Slovenia has launched its EU Digital COVID Certificate (a Digital Green Certificate), which was developed in only three weeks, and built on top of a clinical data repository (CDR) as a core component (for the persistence of data) of the National Centralised Patient Data Registry, all of which was powered by Better Platform. The service generates a certificate based on the persistent data available in Slovenia’s national CDR. This rapid development of a citizen certificate was made possible by an open-platform approach, which was adopted by Slovenia and separated the data from the application. The certificate document is available on-demand in digital or PDF form, with QR codes.
Accelerating the transformation for integrated care systems at scale
The fundamental prerequisite for supporting an integrated care system is a data-driven digital health platform with a standards-based, vendor-neutral clinical data repository. This enables healthcare systems to work with different vendors to develop any kind of applications without the fear of data being locked in, which is currently a major obstacle to progress among organisations using monolithic solutions.

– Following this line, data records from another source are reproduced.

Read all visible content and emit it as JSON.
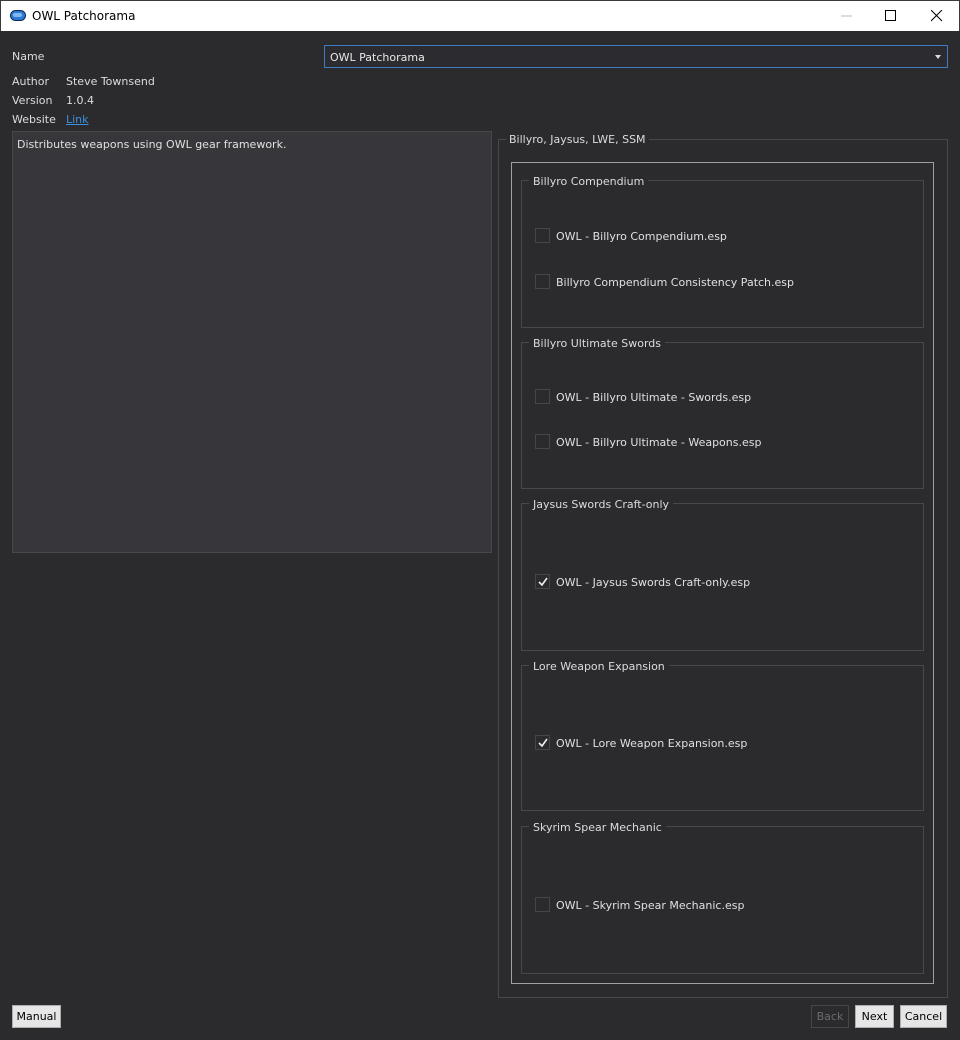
{
  "window": {
    "title": "OWL Patchorama",
    "icon": "app-pill-icon",
    "controls": [
      "minimize-icon",
      "maximize-icon",
      "close-icon"
    ]
  },
  "header": {
    "name_label": "Name",
    "name_value": "OWL Patchorama",
    "author_label": "Author",
    "author_value": "Steve Townsend",
    "version_label": "Version",
    "version_value": "1.0.4",
    "website_label": "Website",
    "website_link": "Link"
  },
  "description": "Distributes weapons using OWL gear framework.",
  "options": {
    "title": "Billyro, Jaysus, LWE, SSM",
    "groups": [
      {
        "title": "Billyro Compendium",
        "items": [
          {
            "label": "OWL - Billyro Compendium.esp",
            "checked": false
          },
          {
            "label": "Billyro Compendium Consistency Patch.esp",
            "checked": false
          }
        ]
      },
      {
        "title": "Billyro Ultimate Swords",
        "items": [
          {
            "label": "OWL - Billyro Ultimate - Swords.esp",
            "checked": false
          },
          {
            "label": "OWL - Billyro Ultimate - Weapons.esp",
            "checked": false
          }
        ]
      },
      {
        "title": "Jaysus Swords Craft-only",
        "items": [
          {
            "label": "OWL - Jaysus Swords Craft-only.esp",
            "checked": true
          }
        ]
      },
      {
        "title": "Lore Weapon Expansion",
        "items": [
          {
            "label": "OWL - Lore Weapon Expansion.esp",
            "checked": true
          }
        ]
      },
      {
        "title": "Skyrim Spear Mechanic",
        "items": [
          {
            "label": "OWL - Skyrim Spear Mechanic.esp",
            "checked": false
          }
        ]
      }
    ]
  },
  "footer": {
    "manual": "Manual",
    "back": "Back",
    "next": "Next",
    "cancel": "Cancel"
  },
  "colors": {
    "background": "#2b2b2e",
    "accent": "#3d7ac2",
    "link": "#3a8fde"
  }
}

The Covid pandemic has reinforced the notion that the most significant value of IT systems in healthcare is that they make data available when and where it is needed. That is why the integration of health information systems across a region – or a country – is a crucial foundation for successful care delivery. The pandemic pushed national health systems to quickly develop new digital solutions for health and care services, manage epidemiological data, and organise Covid tests and vaccinations. The EU Digital COVID Certificate is the latest example of a solution that was developed at this new fast pace in order to allow citizens to travel safely this summer.
The Slovenian healthcare system already had the national eHealth infrastructure needed to support Slovenia’s health and care services. It already enables document-level sharing and the mobilisation of documents produced by legacy systems and ensures the capability of putting data into an open, structured format that is technology- and vendor-neutral. It also provides an integrated care record (a centralised registry of patient data) which makes data available for any digital services instantly, at scale and volume. Currently, it contains:
- more than 150 million health records for 2.1 million unique individuals (98% of the population);
- more than 86% (135 million) of records in the form of structured data that uses openEHR models, with 63% of records being the core data set, or patient summary data (diagnoses, surgical procedures, vaccinations, allergies, dispensed medication, and more);
- more than 4 million records of Covid-19 screening (test) results;
- unstructured data that includes discharge summaries, clinical notes, opt-in statements, consent documents and other clinical data;
- data which is sent to the national system by more than 1,250 registered healthcare providers in Slovenia;
- a large number of queries, as, on average, healthcare providers trigger almost 10 million queries or “retrieve calls” per month.